Provided delivery of the deed was accomplished, it is immaterial that the deed was not recorded until after the death of the grantor, or even that the purpose of the transfer was to avoid the cost and delay of probating his estate. In 1 Devlin on Deeds, 3rd ed., p. 473, sec. 284, it is said in that record:
“Whether a deed passes a title or not must be determined by its legal effect. If it has been executed and delivered its effect is determined by its language. When so executed and delivered its legal effect as to the passing of the title is not altered by the fact that one object of the transaction was to save the expense and trouble of administration upon the grantor's estate after his death. And where a grantor executed a deed for this purpose to his wife, the fact that she placed the deed after delivery where her husband equally with herself could have access to it, does not change its legal effect as a conveyance.”
There is also ample evidence to support the findings and judgment of the court to the effect that the deed from Peter Labadie and his wife to the defendant, dated March 5, 1924, is void for lack of delivery. The appellant asserts that his possession of that deed presumes that it was duly delivered. But this presumption is rebutted by substantial evidence to the contrary. The defendant admitted that he never saw the deed from his mother and father until he took it from the safe deposit box in 1932 just before his father's death. The defendant did not possess a joint tenancy in that box. It was not under his dominion or control. He claimed that he secured the documents at his father's request, but asserted that he brought them home and delivered them to his mother. That fact was denied by the plaintiff. There is evidence that Peter Labadie was then suffering from a severe stroke of paralysis and unable to attend to business transactions. The defendant took the instruments and placed them in his own safe deposit box in a bank in Sacramento, without the knowledge or consent of his mother. She was a co–grantor of the property described in that deed. She testified positively that she never agreed to a delivery of that deed to her son. On the contrary, she said that it was her intention and the intention of her husband that the deed to their son was not to take effect until after her death. For a period of about eight years after the death of Peter Labadie, the plaintiff used the real property described in that deed as though it were her own property, by selling and conveying a portion of it, by executing a five–year lease to one of the ranches to W. J. Parsons, and by collecting and appropriating all of the income from the property to her own use.

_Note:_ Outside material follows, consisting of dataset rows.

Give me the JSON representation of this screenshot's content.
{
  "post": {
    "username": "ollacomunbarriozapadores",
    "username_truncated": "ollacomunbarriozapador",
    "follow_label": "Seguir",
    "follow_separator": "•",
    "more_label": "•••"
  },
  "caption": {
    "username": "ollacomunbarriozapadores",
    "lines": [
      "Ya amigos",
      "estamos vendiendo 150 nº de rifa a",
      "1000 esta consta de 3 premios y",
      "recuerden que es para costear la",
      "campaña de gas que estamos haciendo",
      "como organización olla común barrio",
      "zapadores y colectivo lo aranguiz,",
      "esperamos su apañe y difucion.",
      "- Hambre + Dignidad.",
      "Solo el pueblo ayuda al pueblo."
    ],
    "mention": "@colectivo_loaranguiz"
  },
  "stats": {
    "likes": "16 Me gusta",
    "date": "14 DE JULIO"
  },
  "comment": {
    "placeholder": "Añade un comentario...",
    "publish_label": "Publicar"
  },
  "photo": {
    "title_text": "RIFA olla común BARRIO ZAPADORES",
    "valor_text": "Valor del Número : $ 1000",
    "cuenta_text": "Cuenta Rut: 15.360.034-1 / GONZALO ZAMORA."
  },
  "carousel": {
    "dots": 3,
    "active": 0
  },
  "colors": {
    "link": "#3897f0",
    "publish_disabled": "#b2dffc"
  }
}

The written instructions which accompanied the defendant's deed indicates that the title was not to pass except “in the event of our both passing away.” The defendant recognized that fact by failing to claim title to the property during that period of time, by failing to record his deed for eight years, and by permitting his mother to handle the property and enjoy the proceeds therefrom as though she owned the title.
The retaining of possession of the property by plaintiff and the exercising of acts of proprietorship over it by her are evidence of ownership and a lack of delivery of the deed. Donahue v. Sweeney, 171 Cal. 388, 391, 153 P. 708; 9 Cal.Jur. 189, sec. 76.
The judgment is affirmed.
ADAMS, P. J., and PEEK, J., concurred.